Data for the task:
═══
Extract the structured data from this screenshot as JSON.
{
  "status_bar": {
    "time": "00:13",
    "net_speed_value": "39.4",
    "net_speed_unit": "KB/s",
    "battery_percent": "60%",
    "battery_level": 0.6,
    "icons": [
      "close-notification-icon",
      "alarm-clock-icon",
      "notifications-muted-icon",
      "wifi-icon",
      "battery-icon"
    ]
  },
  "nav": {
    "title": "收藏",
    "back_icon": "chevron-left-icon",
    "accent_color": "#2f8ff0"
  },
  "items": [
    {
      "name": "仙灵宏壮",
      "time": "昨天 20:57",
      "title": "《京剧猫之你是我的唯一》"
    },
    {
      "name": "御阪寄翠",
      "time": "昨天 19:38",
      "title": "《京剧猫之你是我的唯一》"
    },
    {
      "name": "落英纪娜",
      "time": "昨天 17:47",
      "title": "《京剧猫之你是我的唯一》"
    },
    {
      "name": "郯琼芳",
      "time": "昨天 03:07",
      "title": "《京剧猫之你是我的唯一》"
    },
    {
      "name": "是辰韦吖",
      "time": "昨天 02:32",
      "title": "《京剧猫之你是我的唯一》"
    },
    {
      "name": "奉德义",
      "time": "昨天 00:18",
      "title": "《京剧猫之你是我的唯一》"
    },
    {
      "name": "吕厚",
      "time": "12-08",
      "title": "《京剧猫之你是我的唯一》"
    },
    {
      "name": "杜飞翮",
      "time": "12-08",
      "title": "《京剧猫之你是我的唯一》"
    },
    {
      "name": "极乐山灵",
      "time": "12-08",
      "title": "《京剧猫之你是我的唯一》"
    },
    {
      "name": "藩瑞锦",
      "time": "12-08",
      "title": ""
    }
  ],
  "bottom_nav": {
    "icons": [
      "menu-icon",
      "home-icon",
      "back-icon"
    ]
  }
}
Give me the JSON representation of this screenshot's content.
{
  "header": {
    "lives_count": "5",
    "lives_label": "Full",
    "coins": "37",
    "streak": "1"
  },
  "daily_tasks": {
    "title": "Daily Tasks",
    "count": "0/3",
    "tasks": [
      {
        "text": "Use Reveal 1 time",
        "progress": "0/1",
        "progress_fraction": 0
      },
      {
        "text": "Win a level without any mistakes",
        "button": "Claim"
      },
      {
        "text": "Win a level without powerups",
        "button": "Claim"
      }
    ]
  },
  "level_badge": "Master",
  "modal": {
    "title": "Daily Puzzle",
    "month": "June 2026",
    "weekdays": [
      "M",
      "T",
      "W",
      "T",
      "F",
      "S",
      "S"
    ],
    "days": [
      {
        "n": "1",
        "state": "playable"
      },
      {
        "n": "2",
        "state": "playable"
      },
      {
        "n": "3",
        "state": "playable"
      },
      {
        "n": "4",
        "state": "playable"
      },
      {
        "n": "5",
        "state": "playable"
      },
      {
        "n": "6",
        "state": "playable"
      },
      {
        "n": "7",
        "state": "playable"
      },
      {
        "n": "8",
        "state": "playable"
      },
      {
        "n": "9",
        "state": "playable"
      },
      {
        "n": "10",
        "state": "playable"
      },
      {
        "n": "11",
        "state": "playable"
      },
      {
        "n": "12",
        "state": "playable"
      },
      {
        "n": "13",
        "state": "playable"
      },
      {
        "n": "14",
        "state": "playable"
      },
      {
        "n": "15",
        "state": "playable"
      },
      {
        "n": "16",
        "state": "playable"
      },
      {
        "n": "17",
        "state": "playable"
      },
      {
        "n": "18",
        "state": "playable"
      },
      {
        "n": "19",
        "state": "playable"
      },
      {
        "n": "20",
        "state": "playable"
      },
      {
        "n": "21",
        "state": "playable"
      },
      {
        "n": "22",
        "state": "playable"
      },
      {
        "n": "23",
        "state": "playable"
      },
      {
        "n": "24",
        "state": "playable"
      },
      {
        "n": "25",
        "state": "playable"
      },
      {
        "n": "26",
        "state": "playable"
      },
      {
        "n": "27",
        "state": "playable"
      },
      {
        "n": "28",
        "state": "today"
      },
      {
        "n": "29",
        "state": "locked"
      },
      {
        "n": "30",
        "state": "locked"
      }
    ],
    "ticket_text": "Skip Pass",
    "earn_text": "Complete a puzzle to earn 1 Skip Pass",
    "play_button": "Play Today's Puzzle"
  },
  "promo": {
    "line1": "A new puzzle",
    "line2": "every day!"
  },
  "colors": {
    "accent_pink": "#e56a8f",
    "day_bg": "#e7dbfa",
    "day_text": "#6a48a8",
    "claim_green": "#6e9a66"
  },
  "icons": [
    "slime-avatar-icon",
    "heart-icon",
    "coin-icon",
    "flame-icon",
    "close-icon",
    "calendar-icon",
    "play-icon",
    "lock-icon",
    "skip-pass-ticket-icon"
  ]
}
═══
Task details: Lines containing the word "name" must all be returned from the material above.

Finished task:
      "name": "仙灵宏壮",
      "name": "御阪寄翠",
      "name": "落英纪娜",
      "name": "郯琼芳",
      "name": "是辰韦吖",
      "name": "奉德义",
      "name": "吕厚",
      "name": "杜飞翮",
      "name": "极乐山灵",
      "name": "藩瑞锦",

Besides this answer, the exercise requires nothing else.